**Problem description**
For the word "JSON", state the number of lines in the data that contain it, and nothing else.

──────── Provided data ────────

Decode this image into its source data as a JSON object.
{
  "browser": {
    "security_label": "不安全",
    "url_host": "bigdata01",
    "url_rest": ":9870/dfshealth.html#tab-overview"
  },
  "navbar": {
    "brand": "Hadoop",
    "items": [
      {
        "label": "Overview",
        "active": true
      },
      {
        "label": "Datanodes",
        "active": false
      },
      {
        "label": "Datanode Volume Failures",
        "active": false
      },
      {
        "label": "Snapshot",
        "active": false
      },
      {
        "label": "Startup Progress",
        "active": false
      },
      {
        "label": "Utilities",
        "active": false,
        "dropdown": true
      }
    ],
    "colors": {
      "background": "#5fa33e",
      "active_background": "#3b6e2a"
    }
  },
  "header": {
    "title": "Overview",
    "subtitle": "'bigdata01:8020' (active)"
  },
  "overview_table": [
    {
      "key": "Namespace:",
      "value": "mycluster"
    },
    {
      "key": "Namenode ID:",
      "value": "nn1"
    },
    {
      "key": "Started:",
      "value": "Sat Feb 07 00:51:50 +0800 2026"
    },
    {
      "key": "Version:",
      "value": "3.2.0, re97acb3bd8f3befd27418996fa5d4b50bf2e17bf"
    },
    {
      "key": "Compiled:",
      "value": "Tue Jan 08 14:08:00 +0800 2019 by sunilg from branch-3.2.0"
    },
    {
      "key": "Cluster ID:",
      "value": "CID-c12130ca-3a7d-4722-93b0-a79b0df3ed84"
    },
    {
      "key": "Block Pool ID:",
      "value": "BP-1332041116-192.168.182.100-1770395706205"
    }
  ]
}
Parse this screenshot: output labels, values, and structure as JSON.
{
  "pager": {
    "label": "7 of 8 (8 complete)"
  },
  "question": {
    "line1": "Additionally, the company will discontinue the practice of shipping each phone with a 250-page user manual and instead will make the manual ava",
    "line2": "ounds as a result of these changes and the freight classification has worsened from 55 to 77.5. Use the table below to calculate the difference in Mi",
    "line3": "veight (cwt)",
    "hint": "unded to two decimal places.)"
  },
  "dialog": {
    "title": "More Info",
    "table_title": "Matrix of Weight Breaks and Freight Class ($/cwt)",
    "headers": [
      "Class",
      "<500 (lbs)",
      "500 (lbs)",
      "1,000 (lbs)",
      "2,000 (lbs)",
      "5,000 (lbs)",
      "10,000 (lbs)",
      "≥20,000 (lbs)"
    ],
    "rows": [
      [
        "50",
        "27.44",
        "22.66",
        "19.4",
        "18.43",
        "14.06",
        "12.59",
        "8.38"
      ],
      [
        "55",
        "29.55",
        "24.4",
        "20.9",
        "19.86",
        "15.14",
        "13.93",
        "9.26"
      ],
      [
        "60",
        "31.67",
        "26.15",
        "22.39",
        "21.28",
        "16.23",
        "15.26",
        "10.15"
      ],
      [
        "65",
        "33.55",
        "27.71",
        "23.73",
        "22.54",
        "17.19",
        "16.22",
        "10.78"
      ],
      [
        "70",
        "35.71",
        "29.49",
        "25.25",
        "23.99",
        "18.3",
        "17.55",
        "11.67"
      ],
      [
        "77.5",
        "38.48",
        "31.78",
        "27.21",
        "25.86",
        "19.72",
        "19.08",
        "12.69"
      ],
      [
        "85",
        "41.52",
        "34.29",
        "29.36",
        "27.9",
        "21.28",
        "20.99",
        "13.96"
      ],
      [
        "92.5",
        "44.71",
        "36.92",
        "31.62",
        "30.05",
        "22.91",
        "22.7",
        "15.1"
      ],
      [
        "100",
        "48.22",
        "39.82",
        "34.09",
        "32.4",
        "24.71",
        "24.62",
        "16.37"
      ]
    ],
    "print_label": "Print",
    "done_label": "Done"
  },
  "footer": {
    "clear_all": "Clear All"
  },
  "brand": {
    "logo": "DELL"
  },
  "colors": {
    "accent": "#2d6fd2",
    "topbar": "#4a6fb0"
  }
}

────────

**Reply**
2